Data under study:
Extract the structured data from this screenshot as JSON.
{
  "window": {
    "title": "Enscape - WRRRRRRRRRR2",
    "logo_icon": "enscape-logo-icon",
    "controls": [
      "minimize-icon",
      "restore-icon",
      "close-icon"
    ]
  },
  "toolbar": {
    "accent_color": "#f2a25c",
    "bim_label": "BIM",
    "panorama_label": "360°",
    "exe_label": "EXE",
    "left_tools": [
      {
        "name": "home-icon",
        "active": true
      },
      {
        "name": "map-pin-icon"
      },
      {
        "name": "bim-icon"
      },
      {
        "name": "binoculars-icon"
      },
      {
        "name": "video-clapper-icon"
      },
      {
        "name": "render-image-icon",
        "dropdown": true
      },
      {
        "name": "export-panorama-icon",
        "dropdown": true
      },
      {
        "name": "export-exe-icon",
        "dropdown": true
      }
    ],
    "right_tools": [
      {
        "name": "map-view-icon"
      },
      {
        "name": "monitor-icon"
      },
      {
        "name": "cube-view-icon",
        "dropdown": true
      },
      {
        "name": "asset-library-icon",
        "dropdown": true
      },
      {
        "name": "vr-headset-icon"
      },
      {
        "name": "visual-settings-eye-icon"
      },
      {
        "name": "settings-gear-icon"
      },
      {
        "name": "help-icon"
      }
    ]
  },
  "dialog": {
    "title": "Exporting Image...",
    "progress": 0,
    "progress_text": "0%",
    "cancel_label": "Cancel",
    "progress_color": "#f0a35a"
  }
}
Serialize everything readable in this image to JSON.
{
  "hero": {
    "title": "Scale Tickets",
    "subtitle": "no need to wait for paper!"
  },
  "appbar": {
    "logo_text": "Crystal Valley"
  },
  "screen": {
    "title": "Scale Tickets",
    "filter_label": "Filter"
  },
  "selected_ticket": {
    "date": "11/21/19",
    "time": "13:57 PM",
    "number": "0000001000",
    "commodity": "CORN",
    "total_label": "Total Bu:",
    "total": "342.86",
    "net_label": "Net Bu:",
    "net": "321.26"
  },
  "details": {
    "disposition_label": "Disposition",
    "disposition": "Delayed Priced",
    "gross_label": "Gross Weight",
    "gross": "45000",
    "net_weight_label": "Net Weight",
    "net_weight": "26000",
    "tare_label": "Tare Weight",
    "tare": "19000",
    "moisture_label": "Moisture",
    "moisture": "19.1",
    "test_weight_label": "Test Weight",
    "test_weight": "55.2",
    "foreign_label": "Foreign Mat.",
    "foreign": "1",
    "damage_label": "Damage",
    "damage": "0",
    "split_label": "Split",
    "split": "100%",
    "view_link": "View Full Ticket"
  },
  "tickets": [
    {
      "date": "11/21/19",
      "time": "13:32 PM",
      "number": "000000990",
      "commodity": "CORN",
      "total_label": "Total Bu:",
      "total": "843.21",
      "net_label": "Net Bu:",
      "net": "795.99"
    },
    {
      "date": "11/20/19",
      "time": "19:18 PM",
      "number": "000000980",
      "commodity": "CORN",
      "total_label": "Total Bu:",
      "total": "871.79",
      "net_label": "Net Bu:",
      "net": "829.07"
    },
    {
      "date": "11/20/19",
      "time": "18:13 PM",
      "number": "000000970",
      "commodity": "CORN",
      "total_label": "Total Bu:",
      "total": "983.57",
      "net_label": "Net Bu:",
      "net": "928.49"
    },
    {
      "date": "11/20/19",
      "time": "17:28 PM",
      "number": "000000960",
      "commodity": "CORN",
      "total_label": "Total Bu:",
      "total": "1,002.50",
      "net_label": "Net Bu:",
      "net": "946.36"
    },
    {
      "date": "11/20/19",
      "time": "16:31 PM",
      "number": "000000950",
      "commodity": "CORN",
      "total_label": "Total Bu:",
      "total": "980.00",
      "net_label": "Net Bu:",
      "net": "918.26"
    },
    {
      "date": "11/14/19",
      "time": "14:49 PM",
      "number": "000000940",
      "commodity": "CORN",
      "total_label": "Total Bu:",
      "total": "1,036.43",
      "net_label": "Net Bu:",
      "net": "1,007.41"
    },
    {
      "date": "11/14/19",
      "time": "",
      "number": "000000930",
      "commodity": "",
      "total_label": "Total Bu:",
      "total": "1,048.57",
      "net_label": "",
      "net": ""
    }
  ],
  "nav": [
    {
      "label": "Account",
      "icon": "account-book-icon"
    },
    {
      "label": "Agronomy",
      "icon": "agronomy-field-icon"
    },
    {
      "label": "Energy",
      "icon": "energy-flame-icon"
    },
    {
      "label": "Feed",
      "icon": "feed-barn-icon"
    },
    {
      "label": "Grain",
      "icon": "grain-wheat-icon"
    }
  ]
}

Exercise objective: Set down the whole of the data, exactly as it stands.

Answer space:
Extract the structured data from this screenshot as JSON.
{
  "window": {
    "title": "Enscape - WRRRRRRRRRR2",
    "logo_icon": "enscape-logo-icon",
    "controls": [
      "minimize-icon",
      "restore-icon",
      "close-icon"
    ]
  },
  "toolbar": {
    "accent_color": "#f2a25c",
    "bim_label": "BIM",
    "panorama_label": "360°",
    "exe_label": "EXE",
    "left_tools": [
      {
        "name": "home-icon",
        "active": true
      },
      {
        "name": "map-pin-icon"
      },
      {
        "name": "bim-icon"
      },
      {
        "name": "binoculars-icon"
      },
      {
        "name": "video-clapper-icon"
      },
      {
        "name": "render-image-icon",
        "dropdown": true
      },
      {
        "name": "export-panorama-icon",
        "dropdown": true
      },
      {
        "name": "export-exe-icon",
        "dropdown": true
      }
    ],
    "right_tools": [
      {
        "name": "map-view-icon"
      },
      {
        "name": "monitor-icon"
      },
      {
        "name": "cube-view-icon",
        "dropdown": true
      },
      {
        "name": "asset-library-icon",
        "dropdown": true
      },
      {
        "name": "vr-headset-icon"
      },
      {
        "name": "visual-settings-eye-icon"
      },
      {
        "name": "settings-gear-icon"
      },
      {
        "name": "help-icon"
      }
    ]
  },
  "dialog": {
    "title": "Exporting Image...",
    "progress": 0,
    "progress_text": "0%",
    "cancel_label": "Cancel",
    "progress_color": "#f0a35a"
  }
}
Serialize everything readable in this image to JSON.
{
  "hero": {
    "title": "Scale Tickets",
    "subtitle": "no need to wait for paper!"
  },
  "appbar": {
    "logo_text": "Crystal Valley"
  },
  "screen": {
    "title": "Scale Tickets",
    "filter_label": "Filter"
  },
  "selected_ticket": {
    "date": "11/21/19",
    "time": "13:57 PM",
    "number": "0000001000",
    "commodity": "CORN",
    "total_label": "Total Bu:",
    "total": "342.86",
    "net_label": "Net Bu:",
    "net": "321.26"
  },
  "details": {
    "disposition_label": "Disposition",
    "disposition": "Delayed Priced",
    "gross_label": "Gross Weight",
    "gross": "45000",
    "net_weight_label": "Net Weight",
    "net_weight": "26000",
    "tare_label": "Tare Weight",
    "tare": "19000",
    "moisture_label": "Moisture",
    "moisture": "19.1",
    "test_weight_label": "Test Weight",
    "test_weight": "55.2",
    "foreign_label": "Foreign Mat.",
    "foreign": "1",
    "damage_label": "Damage",
    "damage": "0",
    "split_label": "Split",
    "split": "100%",
    "view_link": "View Full Ticket"
  },
  "tickets": [
    {
      "date": "11/21/19",
      "time": "13:32 PM",
      "number": "000000990",
      "commodity": "CORN",
      "total_label": "Total Bu:",
      "total": "843.21",
      "net_label": "Net Bu:",
      "net": "795.99"
    },
    {
      "date": "11/20/19",
      "time": "19:18 PM",
      "number": "000000980",
      "commodity": "CORN",
      "total_label": "Total Bu:",
      "total": "871.79",
      "net_label": "Net Bu:",
      "net": "829.07"
    },
    {
      "date": "11/20/19",
      "time": "18:13 PM",
      "number": "000000970",
      "commodity": "CORN",
      "total_label": "Total Bu:",
      "total": "983.57",
      "net_label": "Net Bu:",
      "net": "928.49"
    },
    {
      "date": "11/20/19",
      "time": "17:28 PM",
      "number": "000000960",
      "commodity": "CORN",
      "total_label": "Total Bu:",
      "total": "1,002.50",
      "net_label": "Net Bu:",
      "net": "946.36"
    },
    {
      "date": "11/20/19",
      "time": "16:31 PM",
      "number": "000000950",
      "commodity": "CORN",
      "total_label": "Total Bu:",
      "total": "980.00",
      "net_label": "Net Bu:",
      "net": "918.26"
    },
    {
      "date": "11/14/19",
      "time": "14:49 PM",
      "number": "000000940",
      "commodity": "CORN",
      "total_label": "Total Bu:",
      "total": "1,036.43",
      "net_label": "Net Bu:",
      "net": "1,007.41"
    },
    {
      "date": "11/14/19",
      "time": "",
      "number": "000000930",
      "commodity": "",
      "total_label": "Total Bu:",
      "total": "1,048.57",
      "net_label": "",
      "net": ""
    }
  ],
  "nav": [
    {
      "label": "Account",
      "icon": "account-book-icon"
    },
    {
      "label": "Agronomy",
      "icon": "agronomy-field-icon"
    },
    {
      "label": "Energy",
      "icon": "energy-flame-icon"
    },
    {
      "label": "Feed",
      "icon": "feed-barn-icon"
    },
    {
      "label": "Grain",
      "icon": "grain-wheat-icon"
    }
  ]
}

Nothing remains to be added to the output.